By Jacob Katel
By Laurie Charles
By Nate "Igor" Smith
By Abel Folgar
By Kat Bein
By Jacob Katel
If you're reading this article, it's either because (1) you're shocked that any mainstream press is going to a show like this one, (2) you actually have no idea what Murphy's Law and 25 ta Life are, or (3) you're homeless and bored. Chances are, if you fall into the first category, you're already going to see this mind-meld of old-school hardcore punk acts. If you fall into the second category but actually claim to be into punk rock, well ... then there is no amount of information that could feasibly be presented in this article that could fill the gap between your ears. So: Attention, all homeless people! Gather your money and walk to Churchill's and Studio A for what will likely be two of the rowdiest, sing-along-est shows to grace Miami stages this year.
Murphy's Law — one of the first New York City hardcore punk rock acts to break out of that regional scene — is led by the Astoria, Queens-bred Jimmy Gestapo, the group's cartoonishly tattooed singer (and only remaining original member). The band's songs blend a lovely mix of streetwise tales bolstered by a firm love of marijuana, chanted and sung over crunchy, loud guitars; pounding bass; and machine-gun drums. These guys, who are known to perform under all kinds of adverse conditions, while also being extremely inebriated, actually had to cancel their European tour this summer. (Rumor has it that their guitar player was actually too wasted to do what he had to do.) Now with a firm and committed lineup, they return to Miami to play a day after their Jersey friends, 25 ta Life, perform.
The guys in 25 ta Life heard the songs and sounds of NYC punk in the Eighties come drifting across the Hudson and then did what every snot-nosed, tough-guy punk rock fan did. They started a band (in 1992) and went on the road. Only thing is, they never got off tour — famously they're one of the most ubiquitous live acts in hardcore. Now they're back.
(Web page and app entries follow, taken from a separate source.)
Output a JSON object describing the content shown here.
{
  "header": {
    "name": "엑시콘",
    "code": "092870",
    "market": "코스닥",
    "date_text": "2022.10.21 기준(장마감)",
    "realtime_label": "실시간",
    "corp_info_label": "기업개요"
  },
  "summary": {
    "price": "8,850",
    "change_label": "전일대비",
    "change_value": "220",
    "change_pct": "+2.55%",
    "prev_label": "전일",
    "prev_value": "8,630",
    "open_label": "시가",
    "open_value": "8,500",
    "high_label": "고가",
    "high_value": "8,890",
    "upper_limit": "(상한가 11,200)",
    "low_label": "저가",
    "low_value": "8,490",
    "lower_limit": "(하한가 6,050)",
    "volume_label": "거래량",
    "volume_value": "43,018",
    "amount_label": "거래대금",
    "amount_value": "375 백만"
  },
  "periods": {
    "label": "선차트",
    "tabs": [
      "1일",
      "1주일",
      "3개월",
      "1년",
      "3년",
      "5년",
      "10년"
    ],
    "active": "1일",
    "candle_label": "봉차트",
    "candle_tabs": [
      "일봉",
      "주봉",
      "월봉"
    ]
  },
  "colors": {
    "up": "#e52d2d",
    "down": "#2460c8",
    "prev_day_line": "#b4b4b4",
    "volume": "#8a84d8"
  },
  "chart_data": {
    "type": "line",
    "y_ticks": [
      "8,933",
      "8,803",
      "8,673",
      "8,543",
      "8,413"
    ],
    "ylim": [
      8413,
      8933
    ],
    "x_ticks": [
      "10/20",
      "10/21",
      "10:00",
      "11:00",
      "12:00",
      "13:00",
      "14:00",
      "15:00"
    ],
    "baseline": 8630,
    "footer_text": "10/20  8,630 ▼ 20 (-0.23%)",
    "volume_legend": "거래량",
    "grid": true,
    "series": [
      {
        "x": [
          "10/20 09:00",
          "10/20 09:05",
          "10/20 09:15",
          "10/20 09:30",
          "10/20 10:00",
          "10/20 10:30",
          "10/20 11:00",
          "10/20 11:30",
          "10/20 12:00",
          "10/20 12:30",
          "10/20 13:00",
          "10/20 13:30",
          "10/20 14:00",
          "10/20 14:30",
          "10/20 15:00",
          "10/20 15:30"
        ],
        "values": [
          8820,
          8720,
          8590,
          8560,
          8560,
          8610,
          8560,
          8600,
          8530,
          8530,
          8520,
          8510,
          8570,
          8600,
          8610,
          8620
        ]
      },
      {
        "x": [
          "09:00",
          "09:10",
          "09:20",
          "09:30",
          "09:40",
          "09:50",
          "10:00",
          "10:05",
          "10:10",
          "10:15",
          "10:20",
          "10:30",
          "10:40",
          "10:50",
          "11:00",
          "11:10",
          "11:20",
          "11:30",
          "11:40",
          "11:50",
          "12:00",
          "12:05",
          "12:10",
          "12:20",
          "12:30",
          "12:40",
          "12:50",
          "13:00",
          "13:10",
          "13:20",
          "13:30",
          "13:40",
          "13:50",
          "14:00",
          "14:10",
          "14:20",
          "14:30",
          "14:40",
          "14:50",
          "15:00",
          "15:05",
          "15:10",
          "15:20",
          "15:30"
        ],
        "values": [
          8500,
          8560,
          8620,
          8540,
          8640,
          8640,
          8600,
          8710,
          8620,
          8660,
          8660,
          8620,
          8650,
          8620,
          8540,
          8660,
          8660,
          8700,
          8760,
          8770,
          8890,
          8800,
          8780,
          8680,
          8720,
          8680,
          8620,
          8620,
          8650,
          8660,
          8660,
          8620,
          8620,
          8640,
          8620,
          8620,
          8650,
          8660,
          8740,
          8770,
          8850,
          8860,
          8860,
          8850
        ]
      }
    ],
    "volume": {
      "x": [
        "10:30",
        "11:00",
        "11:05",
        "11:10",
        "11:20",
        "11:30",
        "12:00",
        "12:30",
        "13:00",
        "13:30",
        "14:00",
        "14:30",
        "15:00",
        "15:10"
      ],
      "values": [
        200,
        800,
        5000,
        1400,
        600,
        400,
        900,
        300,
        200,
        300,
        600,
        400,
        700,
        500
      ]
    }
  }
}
If you didn't know, 25 ta Life shows inevitably takes over a corner of the club with a swap shop of on-the-road punk distribution: CDs, DVDs, and T-shirts deck the tables. Everything is for sale and for trade — just talk to the white guy from New Jersey with the really long dreads; his name is Rick, and he's the band's singer.
Bring money, energy, and a Miami Heat jersey to this show, and you will not be disappointed.